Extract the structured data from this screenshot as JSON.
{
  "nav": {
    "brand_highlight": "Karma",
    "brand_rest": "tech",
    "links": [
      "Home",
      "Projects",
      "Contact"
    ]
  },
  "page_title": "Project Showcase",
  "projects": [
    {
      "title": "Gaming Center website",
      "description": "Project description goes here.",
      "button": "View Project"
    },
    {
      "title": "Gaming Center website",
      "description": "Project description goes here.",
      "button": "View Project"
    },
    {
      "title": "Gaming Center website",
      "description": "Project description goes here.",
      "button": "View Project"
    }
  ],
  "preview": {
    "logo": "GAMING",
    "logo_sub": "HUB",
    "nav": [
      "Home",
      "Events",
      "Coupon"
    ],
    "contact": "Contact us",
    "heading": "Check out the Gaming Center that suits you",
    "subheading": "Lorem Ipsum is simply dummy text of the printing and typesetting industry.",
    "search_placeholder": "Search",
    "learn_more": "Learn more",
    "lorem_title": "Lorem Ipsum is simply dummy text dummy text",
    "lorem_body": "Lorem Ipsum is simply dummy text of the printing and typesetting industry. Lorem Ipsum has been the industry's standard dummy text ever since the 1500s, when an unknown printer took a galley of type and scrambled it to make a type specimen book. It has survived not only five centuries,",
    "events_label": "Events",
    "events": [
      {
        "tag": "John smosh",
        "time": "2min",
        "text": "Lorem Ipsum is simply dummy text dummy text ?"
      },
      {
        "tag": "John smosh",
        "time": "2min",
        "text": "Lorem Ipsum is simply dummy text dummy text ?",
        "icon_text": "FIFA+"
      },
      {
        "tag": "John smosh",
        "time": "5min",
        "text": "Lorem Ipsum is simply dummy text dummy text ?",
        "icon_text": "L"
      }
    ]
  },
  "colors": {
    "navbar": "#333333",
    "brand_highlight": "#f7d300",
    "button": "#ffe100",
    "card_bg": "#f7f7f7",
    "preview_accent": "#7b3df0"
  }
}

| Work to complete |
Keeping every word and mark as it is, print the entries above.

| Result below |
Extract the structured data from this screenshot as JSON.
{
  "nav": {
    "brand_highlight": "Karma",
    "brand_rest": "tech",
    "links": [
      "Home",
      "Projects",
      "Contact"
    ]
  },
  "page_title": "Project Showcase",
  "projects": [
    {
      "title": "Gaming Center website",
      "description": "Project description goes here.",
      "button": "View Project"
    },
    {
      "title": "Gaming Center website",
      "description": "Project description goes here.",
      "button": "View Project"
    },
    {
      "title": "Gaming Center website",
      "description": "Project description goes here.",
      "button": "View Project"
    }
  ],
  "preview": {
    "logo": "GAMING",
    "logo_sub": "HUB",
    "nav": [
      "Home",
      "Events",
      "Coupon"
    ],
    "contact": "Contact us",
    "heading": "Check out the Gaming Center that suits you",
    "subheading": "Lorem Ipsum is simply dummy text of the printing and typesetting industry.",
    "search_placeholder": "Search",
    "learn_more": "Learn more",
    "lorem_title": "Lorem Ipsum is simply dummy text dummy text",
    "lorem_body": "Lorem Ipsum is simply dummy text of the printing and typesetting industry. Lorem Ipsum has been the industry's standard dummy text ever since the 1500s, when an unknown printer took a galley of type and scrambled it to make a type specimen book. It has survived not only five centuries,",
    "events_label": "Events",
    "events": [
      {
        "tag": "John smosh",
        "time": "2min",
        "text": "Lorem Ipsum is simply dummy text dummy text ?"
      },
      {
        "tag": "John smosh",
        "time": "2min",
        "text": "Lorem Ipsum is simply dummy text dummy text ?",
        "icon_text": "FIFA+"
      },
      {
        "tag": "John smosh",
        "time": "5min",
        "text": "Lorem Ipsum is simply dummy text dummy text ?",
        "icon_text": "L"
      }
    ]
  },
  "colors": {
    "navbar": "#333333",
    "brand_highlight": "#f7d300",
    "button": "#ffe100",
    "card_bg": "#f7f7f7",
    "preview_accent": "#7b3df0"
  }
}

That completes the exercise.